Dog owners should assume that every foot of ground near their houses may present certain dangers. For example, downed power lines near a flood can be a common source of electrocution.

Flood waters are usually unsafe for drinking or submersion. Dogs often know how to swim, but the current and the contents of the water are unpredictable and possibly dangerous. The water may contain toxic substances or wild animals.

People and their dogs should not drink water or eat food that becomes submerged in the flood. Don’t forget that areas like basements can become especially dangerous after a flood, and any damage will need to be repaired as soon as possible.

Standing water can become a breeding ground for mosquitoes, which may cause health problems like heartworm in dogs. Exposed wires or appliances that have been soaked may shock those who come into contact with them.

A professional service may be the safest way to deal with major mold, electrical, or structural issues in the home.

Request Assistance

It is always okay to seek help. The sooner people ask for assistance, the quicker they can receive it.

Lost dogs can often be found through local pet rescue organizations. People may need pictures or records about a dog’s immunizations in order to retrieve them.

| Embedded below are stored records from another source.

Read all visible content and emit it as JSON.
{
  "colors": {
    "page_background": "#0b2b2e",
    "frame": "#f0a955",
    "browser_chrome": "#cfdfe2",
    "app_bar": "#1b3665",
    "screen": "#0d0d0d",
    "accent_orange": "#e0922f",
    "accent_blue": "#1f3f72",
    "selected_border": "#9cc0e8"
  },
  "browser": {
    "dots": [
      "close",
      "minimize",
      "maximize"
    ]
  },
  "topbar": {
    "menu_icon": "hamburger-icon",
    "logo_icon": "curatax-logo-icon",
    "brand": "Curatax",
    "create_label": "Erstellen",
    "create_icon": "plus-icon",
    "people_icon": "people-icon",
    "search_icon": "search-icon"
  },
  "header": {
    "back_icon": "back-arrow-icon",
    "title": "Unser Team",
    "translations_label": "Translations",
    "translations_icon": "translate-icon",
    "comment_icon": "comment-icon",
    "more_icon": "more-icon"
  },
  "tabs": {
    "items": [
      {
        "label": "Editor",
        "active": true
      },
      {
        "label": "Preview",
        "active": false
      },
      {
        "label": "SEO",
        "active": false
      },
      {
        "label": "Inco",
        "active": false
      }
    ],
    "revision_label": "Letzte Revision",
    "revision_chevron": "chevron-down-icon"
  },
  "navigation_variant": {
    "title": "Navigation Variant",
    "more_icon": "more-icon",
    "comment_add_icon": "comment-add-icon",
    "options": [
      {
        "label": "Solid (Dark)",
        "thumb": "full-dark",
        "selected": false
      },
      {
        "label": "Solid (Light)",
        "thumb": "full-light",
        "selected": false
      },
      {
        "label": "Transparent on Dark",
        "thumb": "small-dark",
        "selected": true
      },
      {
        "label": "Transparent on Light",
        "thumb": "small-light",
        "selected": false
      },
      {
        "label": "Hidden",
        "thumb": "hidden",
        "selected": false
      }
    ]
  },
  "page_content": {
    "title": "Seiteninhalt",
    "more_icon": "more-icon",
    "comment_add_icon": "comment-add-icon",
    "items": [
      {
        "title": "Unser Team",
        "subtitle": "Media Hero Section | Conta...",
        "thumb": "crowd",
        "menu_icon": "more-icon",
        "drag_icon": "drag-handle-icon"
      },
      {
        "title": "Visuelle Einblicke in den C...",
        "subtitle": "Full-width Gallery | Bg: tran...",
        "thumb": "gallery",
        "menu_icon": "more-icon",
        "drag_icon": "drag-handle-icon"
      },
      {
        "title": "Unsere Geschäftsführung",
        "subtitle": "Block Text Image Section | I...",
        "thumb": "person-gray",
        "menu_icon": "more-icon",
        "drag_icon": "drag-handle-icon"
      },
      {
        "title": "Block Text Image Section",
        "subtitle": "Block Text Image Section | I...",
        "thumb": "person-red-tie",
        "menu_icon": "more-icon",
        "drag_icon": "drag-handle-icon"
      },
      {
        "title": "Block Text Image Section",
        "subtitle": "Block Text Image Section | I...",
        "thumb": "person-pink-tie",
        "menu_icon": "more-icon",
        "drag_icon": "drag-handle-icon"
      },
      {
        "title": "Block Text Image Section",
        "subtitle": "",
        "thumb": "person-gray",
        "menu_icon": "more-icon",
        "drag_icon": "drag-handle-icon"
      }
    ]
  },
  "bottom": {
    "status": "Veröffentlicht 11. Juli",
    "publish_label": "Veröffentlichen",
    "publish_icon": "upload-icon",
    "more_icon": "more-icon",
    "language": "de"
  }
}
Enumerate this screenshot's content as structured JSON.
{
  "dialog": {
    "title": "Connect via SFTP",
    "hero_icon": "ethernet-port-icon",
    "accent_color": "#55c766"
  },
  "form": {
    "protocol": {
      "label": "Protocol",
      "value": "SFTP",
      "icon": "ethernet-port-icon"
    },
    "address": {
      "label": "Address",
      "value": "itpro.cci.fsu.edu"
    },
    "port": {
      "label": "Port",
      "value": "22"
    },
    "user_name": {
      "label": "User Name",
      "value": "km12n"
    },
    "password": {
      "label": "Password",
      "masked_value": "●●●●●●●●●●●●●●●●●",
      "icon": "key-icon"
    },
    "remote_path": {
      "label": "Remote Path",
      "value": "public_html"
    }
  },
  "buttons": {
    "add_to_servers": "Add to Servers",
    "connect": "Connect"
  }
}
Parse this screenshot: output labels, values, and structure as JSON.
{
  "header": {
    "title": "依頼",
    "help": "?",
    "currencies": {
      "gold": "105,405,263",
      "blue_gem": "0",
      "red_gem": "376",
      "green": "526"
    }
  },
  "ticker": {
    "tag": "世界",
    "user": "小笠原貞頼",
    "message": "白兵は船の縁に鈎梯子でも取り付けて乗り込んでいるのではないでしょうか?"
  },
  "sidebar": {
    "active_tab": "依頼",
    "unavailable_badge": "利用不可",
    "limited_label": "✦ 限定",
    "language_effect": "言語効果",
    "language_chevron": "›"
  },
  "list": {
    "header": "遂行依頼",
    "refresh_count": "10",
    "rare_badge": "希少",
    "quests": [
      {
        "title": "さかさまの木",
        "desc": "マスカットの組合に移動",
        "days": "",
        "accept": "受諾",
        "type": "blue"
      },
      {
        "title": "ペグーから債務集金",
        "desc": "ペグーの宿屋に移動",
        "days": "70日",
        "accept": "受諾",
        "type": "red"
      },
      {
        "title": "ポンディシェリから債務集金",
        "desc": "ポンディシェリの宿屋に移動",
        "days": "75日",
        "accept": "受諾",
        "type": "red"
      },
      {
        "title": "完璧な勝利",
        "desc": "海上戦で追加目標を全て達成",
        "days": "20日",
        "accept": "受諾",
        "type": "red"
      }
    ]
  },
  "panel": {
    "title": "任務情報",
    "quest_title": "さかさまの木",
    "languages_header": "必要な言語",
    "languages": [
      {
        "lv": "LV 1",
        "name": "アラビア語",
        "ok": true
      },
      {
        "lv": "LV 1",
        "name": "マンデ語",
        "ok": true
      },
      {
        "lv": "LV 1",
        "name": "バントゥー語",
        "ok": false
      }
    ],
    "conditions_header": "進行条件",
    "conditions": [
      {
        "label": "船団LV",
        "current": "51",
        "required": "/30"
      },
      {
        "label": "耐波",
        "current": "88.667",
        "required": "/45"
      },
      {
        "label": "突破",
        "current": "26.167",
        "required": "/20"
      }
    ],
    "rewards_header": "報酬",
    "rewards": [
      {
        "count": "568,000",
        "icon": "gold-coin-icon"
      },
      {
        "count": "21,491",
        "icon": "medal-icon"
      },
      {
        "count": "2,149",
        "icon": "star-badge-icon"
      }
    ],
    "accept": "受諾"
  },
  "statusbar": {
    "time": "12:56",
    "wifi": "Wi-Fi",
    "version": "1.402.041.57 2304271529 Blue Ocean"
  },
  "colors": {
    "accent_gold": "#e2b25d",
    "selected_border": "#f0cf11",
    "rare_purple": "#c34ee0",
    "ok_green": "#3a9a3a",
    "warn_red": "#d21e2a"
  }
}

A home that has sustained significant water damage needs restoration services before it can become a residence again. Water seeps into walls quickly and can breed mold that is harmful to people and pets.

The structure might collapse, as well. During this time, people must not leave their pets or let them roam around the property.

Homeowners should take a copy of their homeowners insurance policy and confirm that this type of flooding is covered by their plan. Then, they can file a claim and request an insurance adjuster to visit the property and identify the extent of the damage.

They may also look for any possible financial assistance that may be offered to them after a flood.

Seeing flood waters rise can be a scary time for dog owners and their dogs. Finding a way out early is key, as well as remaining calm and sticking to a plan. By following this advice, pet owners can provide additional protection for their dogs and their homes.

Do you have any other tips for preparing for a flood and keeping your dog safe? Let us know in the comments below!